Why would venom resistance evolve in predators more often than prey? Well, think of it this way: if you’re a predator, the number of dishes you can partake in at the buffet gets a lot larger if you can eat the spicy dishes everyone else is afraid of. You just have to figure out a way to neutralize the venomous animal’s hot sauce. Not only might this mean the difference between satiation and starvation, but it could be the difference between reproducing once versus four times over the course of the animal’s life.
“Those are big fitness consequences,” says Danielle Drabeck, an evolutionary biologist at the University of Minnesota and lead author of a Toxicon paper in 2015 that investigated the origins of honey badger immunity.
Plus, when you get right down to it, venomous creatures are pretty wimpy. “Snakes are limbless, small-boned, little bags of meat,” says Drabeck. “Even venomous snakes only have one pointy-end.” The same goes for cone snails, wasps, jellyfish, ants—take away their magical weapons and they’re almost pitiful. (OK, scorpions could still pinch, but that makes them about as formidable as a hermit crab.)
Besides mammals and lizards, there are plenty of snakes that are immune to snake venom. In some cases, it may be that immunity prevents the serpents from inadvertently committing suicide when they miss a mouse and hit themselves instead. (You know what it’s like to bite your cheek while you’re eating?
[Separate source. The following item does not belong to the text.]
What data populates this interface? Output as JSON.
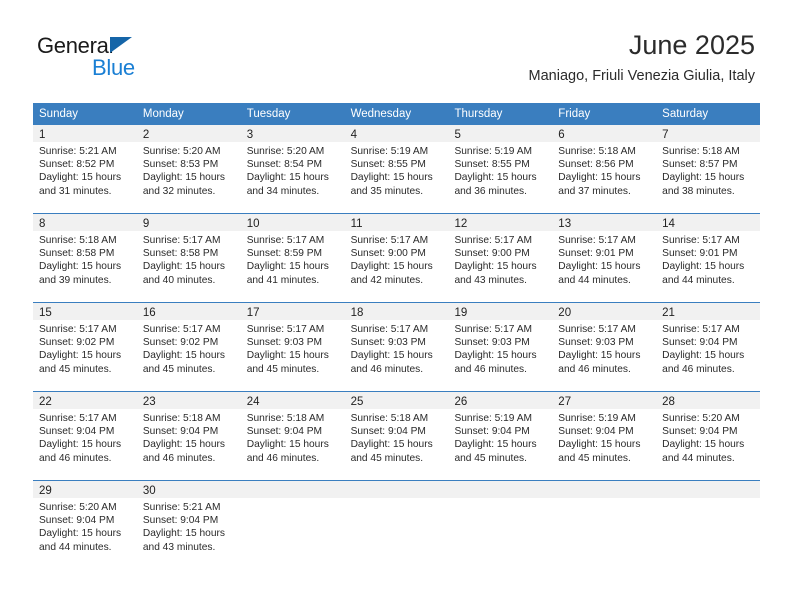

Now imagine you’re venomous.) But in other cases, immunity points towards ophiophagy, or snake-eating.
“Venomous snakes exist in ecosystems as both predators and prey,” says Drabeck, “and in truth we understand relatively little about how their role as prey has shaped their evolution.” In fact, it’s entirely possible that snake venom first evolved as a defense mechanism: “Are the predatory uses of venoms more of a bonus side effect than their most important evolutionary purpose?” asks Wilcox, who is also a biologist studying jellyfish venoms at the University of Hawaii’s Pacific Cnidaria Research Laboratory.
“These are the kinds of questions that keep venom scientists up at night.”
By the way, you don’t need to have a fancy molecular mechanism to defeat venomous creatures. Some creatures just evolved really, really thick skin. (The honey badger has both: molecular defenses against cobra venom's neurotoxins, and loose, thick skin to help it avoid getting struck in the first place.)
Just look at leatherback sea turtle, says Wilcox. These oceanic behemoths make a living slurping up super-venomous jellyfish, stinging tentacles and all, like it ain’t no thing. As far we know, leatherbacks are not immune to the jellyfish’s sting. It’s just that they never get stung. From their shells and scaly skin to an esophagus that looks like the business end of a Sarlacc, the turtles have evolved countermeasures that prevent jellyfish from delivering their microscopic venom harpoons.
Of course, all of the turtle’s defenses might be rendered moot if it ate a poisonous animal as opposed to a venomous one. But that’s a whole other story.